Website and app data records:

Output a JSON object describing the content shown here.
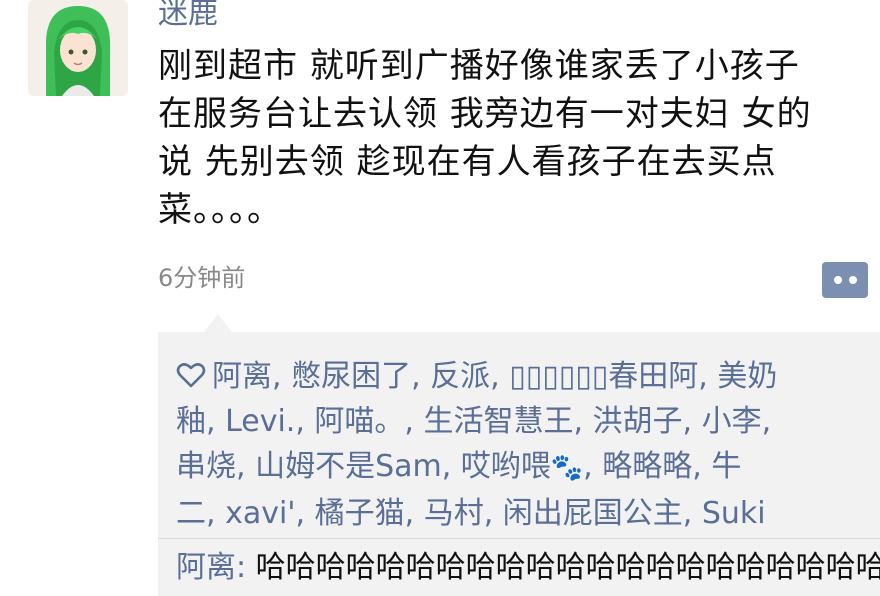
{
  "post": {
    "username": "迷鹿",
    "avatar_icon": "green-haired-girl-avatar",
    "text_lines": [
      "刚到超市 就听到广播好像谁家丢了小孩子",
      "在服务台让去认领 我旁边有一对夫妇 女的",
      "说 先别去领 趁现在有人看孩子在去买点",
      "菜。。。。"
    ],
    "timestamp": "6分钟前",
    "comment_button_icon": "comment-dots-icon"
  },
  "likes": {
    "icon": "heart-outline-icon",
    "lines": [
      "阿离, 憋尿困了, 反派, ▯▯▯▯▯▯春田阿, 美奶",
      "釉, Levi., 阿喵。, 生活智慧王, 洪胡子, 小李,",
      "串烧, 山姆不是Sam, 哎哟喂",
      ", 略略略, 牛",
      "二, xavi', 橘子猫, 马村, 闲出屁国公主, Suki"
    ],
    "paw_glyph": "🐾",
    "paw_icon": "paw-prints-icon",
    "accent_color": "#5a6e96"
  },
  "comments": [
    {
      "author": "阿离:",
      "text": "哈哈哈哈哈哈哈哈哈哈哈哈哈哈哈哈哈哈哈哈哈"
    }
  ]
}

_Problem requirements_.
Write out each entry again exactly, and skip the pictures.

_Completed exercise_.
Output a JSON object describing the content shown here.
{
  "post": {
    "username": "迷鹿",
    "avatar_icon": "green-haired-girl-avatar",
    "text_lines": [
      "刚到超市 就听到广播好像谁家丢了小孩子",
      "在服务台让去认领 我旁边有一对夫妇 女的",
      "说 先别去领 趁现在有人看孩子在去买点",
      "菜。。。。"
    ],
    "timestamp": "6分钟前",
    "comment_button_icon": "comment-dots-icon"
  },
  "likes": {
    "icon": "heart-outline-icon",
    "lines": [
      "阿离, 憋尿困了, 反派, ▯▯▯▯▯▯春田阿, 美奶",
      "釉, Levi., 阿喵。, 生活智慧王, 洪胡子, 小李,",
      "串烧, 山姆不是Sam, 哎哟喂",
      ", 略略略, 牛",
      "二, xavi', 橘子猫, 马村, 闲出屁国公主, Suki"
    ],
    "paw_glyph": "🐾",
    "paw_icon": "paw-prints-icon",
    "accent_color": "#5a6e96"
  },
  "comments": [
    {
      "author": "阿离:",
      "text": "哈哈哈哈哈哈哈哈哈哈哈哈哈哈哈哈哈哈哈哈哈"
    }
  ]
}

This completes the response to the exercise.